Indeed, the minimum dimension of the motor, considering that the cost of the reduction unit is as a rule at least double of the motor, does not absolutely correspond to the most cost-effective version of the application. Furthermore, if we consider that the dynamics of the application will mostly depend on the elasticity and the clearance of the transmission, it has no sense to optimise the drive devoting our most attention exclusively to the motor.
From a general point of view, we can remark that:
- any transmission ratio superior to the ratio of inertia is wrong;
- the ideal and excellent ratio is always lower or equal to the ratio of inertia, and it is obtained taking into consideration the cost both of the motor and the reducer;
- huge rates will always correspond to a pass-band and to an inferior accuracy (and to a higher energy consumption) of what you could obtain with more reduced ratio.
These considerations explain the present tendency to eliminate the reducers in order to operate in a straight way. Despite this, when the load inertia considerably exceeds the inertia of the motor, it will be necessary to take the necessary precautions since the inertia of the motor is no more in a condition to exert a stabilizing action on the eventual mechanic resonances of the system.
Consequently, in such applications, a top quality mechanic system, rigid and with no clearance is required and the coupling to be without key (namely with conic fitting). If you are operating in direct drive, it is necessary to check the torsion rigidity of the system. In particular, also the torsion elasticity of the motor must be taken in due consideration as it is most significant in case of motors longer than any usual size. The ranges of brushless motors are superimposed, so as that same torque can be obtained either with a long and narrow motor or with a short motor with higher geometry, exactly for this reason:

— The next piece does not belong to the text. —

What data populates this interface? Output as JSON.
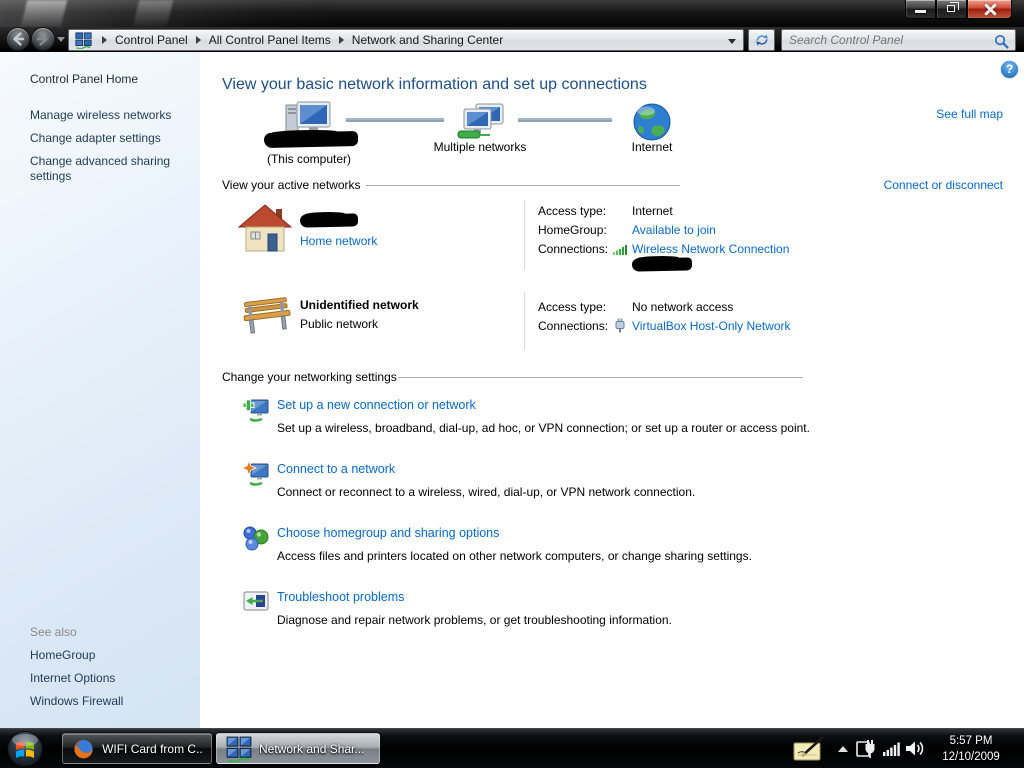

- the long motors feature a minimum moment of inertia and they must be utilised for high accelerations with low inertia loads;
- the shorter motors feature the highest torsion rigidity and they must be utilised with loads at an inertia by far superior to the one of the motor.
As pure reference, we are quoting the formula expressing the torsion rigidity of a steel shaft with D diameter and L length:
whereas the first frequency of torsion resonance of a load with JI inertia connected to an axis with Sm torsion rigidity is given by the following formula:
If you opt for an application contemplating reduced times and high load inertia, it will be indispensable to plan a check of the first mechanic resonance of the system.